Try it
Search the data below for the word "Downloads" and copy each line that holds it.
START Input data
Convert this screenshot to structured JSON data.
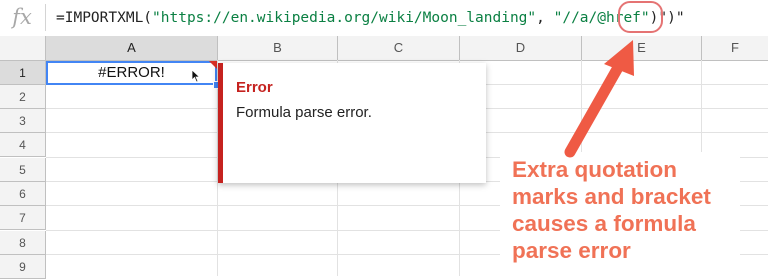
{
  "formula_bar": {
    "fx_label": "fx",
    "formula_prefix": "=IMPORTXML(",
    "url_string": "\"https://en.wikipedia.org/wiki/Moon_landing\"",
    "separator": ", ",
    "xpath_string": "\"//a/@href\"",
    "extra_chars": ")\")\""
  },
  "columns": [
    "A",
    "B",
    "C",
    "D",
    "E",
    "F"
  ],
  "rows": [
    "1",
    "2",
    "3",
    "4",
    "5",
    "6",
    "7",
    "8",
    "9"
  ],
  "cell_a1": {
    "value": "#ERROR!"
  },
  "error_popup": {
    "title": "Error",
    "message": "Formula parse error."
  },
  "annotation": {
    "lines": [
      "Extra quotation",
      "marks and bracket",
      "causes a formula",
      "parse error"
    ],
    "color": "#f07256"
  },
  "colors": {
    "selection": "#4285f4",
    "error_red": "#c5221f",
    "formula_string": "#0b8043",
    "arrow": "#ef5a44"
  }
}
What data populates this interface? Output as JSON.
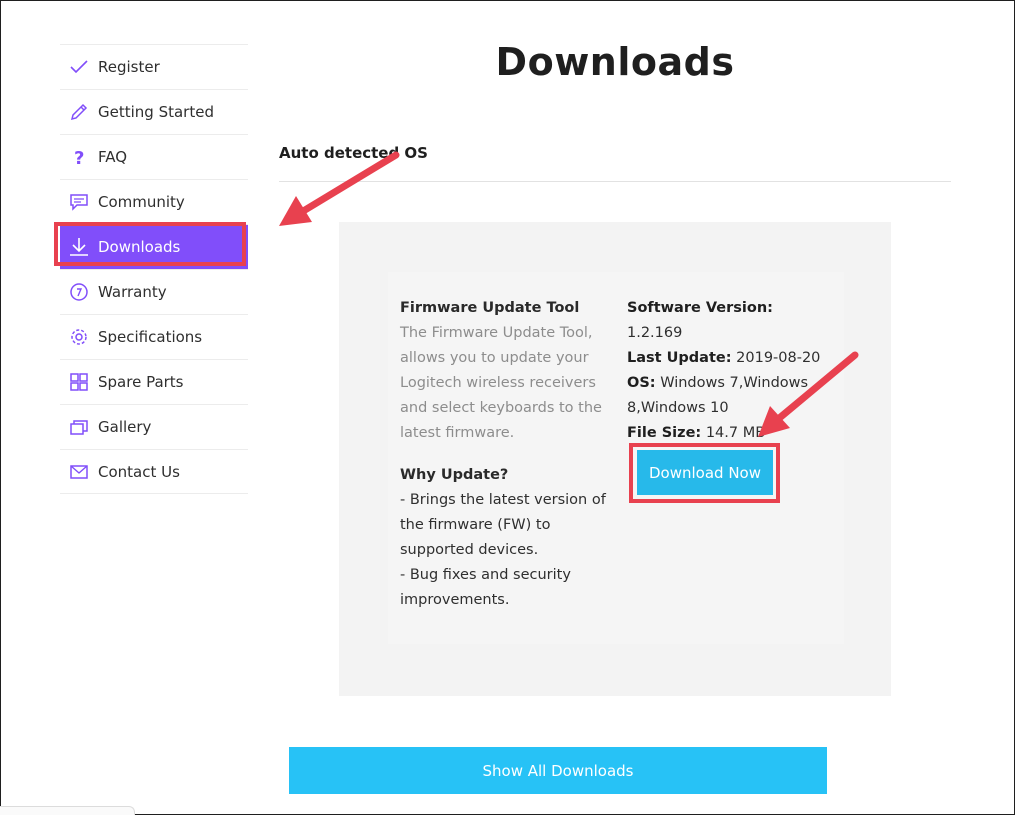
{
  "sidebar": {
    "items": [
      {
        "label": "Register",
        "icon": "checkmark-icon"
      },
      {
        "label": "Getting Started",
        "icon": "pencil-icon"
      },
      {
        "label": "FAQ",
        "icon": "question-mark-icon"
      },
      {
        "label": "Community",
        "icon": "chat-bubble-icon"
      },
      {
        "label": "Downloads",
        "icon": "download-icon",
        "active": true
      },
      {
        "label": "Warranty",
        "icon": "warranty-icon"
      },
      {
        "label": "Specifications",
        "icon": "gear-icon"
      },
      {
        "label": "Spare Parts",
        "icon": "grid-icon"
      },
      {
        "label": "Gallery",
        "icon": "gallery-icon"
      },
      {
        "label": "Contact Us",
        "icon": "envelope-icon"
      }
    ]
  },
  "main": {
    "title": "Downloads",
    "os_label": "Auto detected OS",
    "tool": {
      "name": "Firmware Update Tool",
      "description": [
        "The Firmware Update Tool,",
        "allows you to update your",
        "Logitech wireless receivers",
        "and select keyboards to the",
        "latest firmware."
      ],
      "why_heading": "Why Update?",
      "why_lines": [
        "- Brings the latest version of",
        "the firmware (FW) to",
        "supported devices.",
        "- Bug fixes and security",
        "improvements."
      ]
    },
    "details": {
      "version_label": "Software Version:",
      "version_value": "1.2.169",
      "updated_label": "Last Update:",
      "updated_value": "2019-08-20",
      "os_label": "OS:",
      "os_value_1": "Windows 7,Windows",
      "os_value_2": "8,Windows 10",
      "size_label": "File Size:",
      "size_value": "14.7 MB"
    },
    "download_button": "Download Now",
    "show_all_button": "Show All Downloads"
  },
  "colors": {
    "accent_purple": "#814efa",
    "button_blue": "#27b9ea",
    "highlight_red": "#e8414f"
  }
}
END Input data
Solution below
        "label": "Downloads",
    "title": "Downloads",
    "show_all_button": "Show All Downloads"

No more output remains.